Citigroup Inc. has agreed buy up to $30 million of small-business loans from the San Antonio nonprofit microlender Accion Texas.
The deal, which Citi announced Tuesday, is the first such foray into U.S. microfinancing by a major banking company.
The New York company said it would partner with Accion to extend credit lines, typically for $10,000 or less, to small-business owners in Texas. Accion will originate the loans but will share the credit risks and profits with Citi.
The five-year deal would give Accion the capital it needs to expand and become Citi's national microfinance service provider, handling underwriting, servicing, and collections.
Robert A. Annibale, Citi's global director of microfinance, said in an interview Tuesday that its goal is to reach an underserved market of small-business owners and entrepreneurs and turn them into long-term banking clients.
Working with Accion, Citi may take the service to other states through other partners in the future, he said. "It's really about taking out footstep even deeper" into heavily populated markets.
Citi picked Accion as the first for two reasons, Mr. Annibale said. First, the nonprofit, which has made more than 9,000 loans worth $70 million to more than 6,000 clients, has established a profitable business model in the microfinance area, "and we think there is a lot that we can learn from them." Also, Texas is a growing state with a rising number of minority businesspeople who have yet to establish business banking relationships.
About two-thirds of Accion's clients are Hispanic, and roughly half are women, he said.

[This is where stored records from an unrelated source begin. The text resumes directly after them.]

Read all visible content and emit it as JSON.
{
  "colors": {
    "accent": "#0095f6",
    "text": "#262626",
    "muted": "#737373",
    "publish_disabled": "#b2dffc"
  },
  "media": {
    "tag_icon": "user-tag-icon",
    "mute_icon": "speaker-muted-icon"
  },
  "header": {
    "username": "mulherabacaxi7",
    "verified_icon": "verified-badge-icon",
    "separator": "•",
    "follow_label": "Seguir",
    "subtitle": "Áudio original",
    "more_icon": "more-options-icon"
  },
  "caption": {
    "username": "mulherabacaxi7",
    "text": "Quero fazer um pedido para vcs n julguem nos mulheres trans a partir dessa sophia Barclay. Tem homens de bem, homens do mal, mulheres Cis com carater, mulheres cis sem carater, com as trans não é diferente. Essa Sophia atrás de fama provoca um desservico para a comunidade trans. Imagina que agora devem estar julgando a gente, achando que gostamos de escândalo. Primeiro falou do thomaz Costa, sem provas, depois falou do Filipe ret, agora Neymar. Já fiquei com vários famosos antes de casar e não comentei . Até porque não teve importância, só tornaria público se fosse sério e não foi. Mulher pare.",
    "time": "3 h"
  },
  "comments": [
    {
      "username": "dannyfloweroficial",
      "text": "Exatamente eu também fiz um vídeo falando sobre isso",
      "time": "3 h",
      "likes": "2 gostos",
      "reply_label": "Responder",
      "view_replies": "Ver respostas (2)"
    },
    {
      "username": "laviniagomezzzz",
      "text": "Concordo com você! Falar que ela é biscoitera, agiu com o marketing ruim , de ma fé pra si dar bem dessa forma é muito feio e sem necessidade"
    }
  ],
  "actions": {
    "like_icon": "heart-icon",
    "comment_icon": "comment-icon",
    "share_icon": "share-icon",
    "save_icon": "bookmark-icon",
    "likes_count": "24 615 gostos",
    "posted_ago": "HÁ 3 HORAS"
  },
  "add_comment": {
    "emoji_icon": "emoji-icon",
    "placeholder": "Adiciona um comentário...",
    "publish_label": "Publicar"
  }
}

"We think that by vetting those that look most promising and then providing them with appropriate support, we will produce a high success rate," Mr. Annibale said.
Citi started its microfinance division in 2005. The division currently does business in about 30 countries, including India. Microfinance has proven a vital source of funding this decade in countries such as India, where the economy is rapidly modernizing with the help of entrepreneurs.
These businesspeople often have short credit histories, so they struggle to get traditional bank loans, and microfinance has stepped in to fill the void, Mr. Annibale said.
Aside from nonprofit lenders, that has not been the case in the United States, where in recent years banks had been able to focus on large-scale commercial lending. But in the face of a national mortgage meltdown and a slumping economy, bankers are looking for ways to attract customers that they hope will need an expanding range of banking services over time.
"The demand for microfinancing is high," Janie Barrera, Accion's chief executive, said in a press release announcing the Citi deal. The nonprofit is poised for continued growth but needed a for-profit partner to help fund it, she said.